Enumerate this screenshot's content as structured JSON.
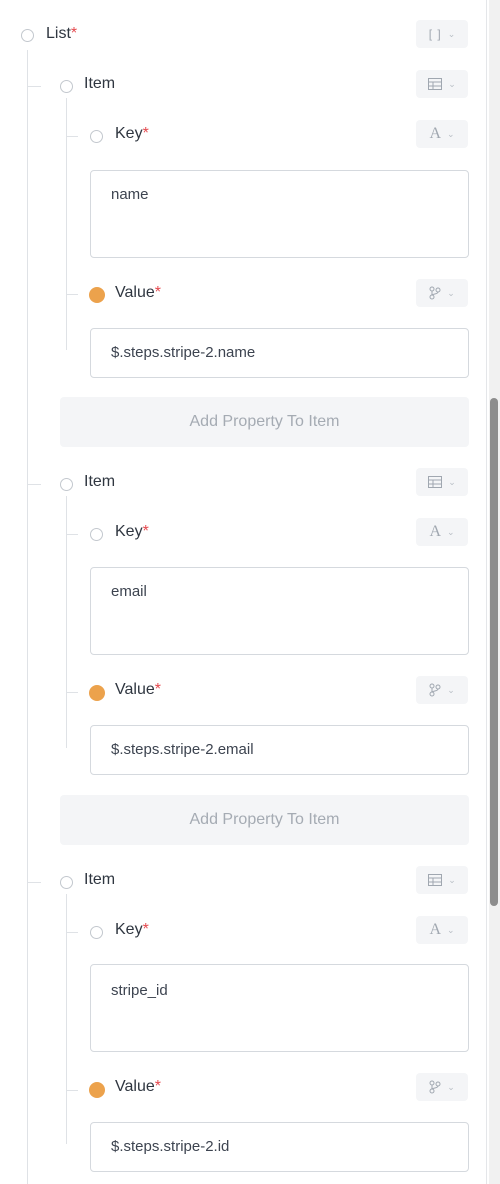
{
  "list": {
    "label": "List",
    "required_mark": "*",
    "type_glyph": "[ ]",
    "items": [
      {
        "label": "Item",
        "key": {
          "label": "Key",
          "required_mark": "*",
          "type_glyph": "A",
          "value": "name"
        },
        "value": {
          "label": "Value",
          "required_mark": "*",
          "input": "$.steps.stripe-2.name"
        },
        "add_label": "Add Property To Item"
      },
      {
        "label": "Item",
        "key": {
          "label": "Key",
          "required_mark": "*",
          "type_glyph": "A",
          "value": "email"
        },
        "value": {
          "label": "Value",
          "required_mark": "*",
          "input": "$.steps.stripe-2.email"
        },
        "add_label": "Add Property To Item"
      },
      {
        "label": "Item",
        "key": {
          "label": "Key",
          "required_mark": "*",
          "type_glyph": "A",
          "value": "stripe_id"
        },
        "value": {
          "label": "Value",
          "required_mark": "*",
          "input": "$.steps.stripe-2.id"
        }
      }
    ]
  },
  "icons": {
    "list_type": "brackets-icon",
    "item_type": "table-icon",
    "key_type": "text-a-icon",
    "value_type": "branch-icon",
    "chevron": "chevron-down-icon"
  },
  "colors": {
    "value_dot": "#eca24c",
    "required": "#e5484d"
  }
}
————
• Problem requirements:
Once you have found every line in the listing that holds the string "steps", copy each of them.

• Response area:
          "input": "$.steps.stripe-2.name"
          "input": "$.steps.stripe-2.email"
          "input": "$.steps.stripe-2.id"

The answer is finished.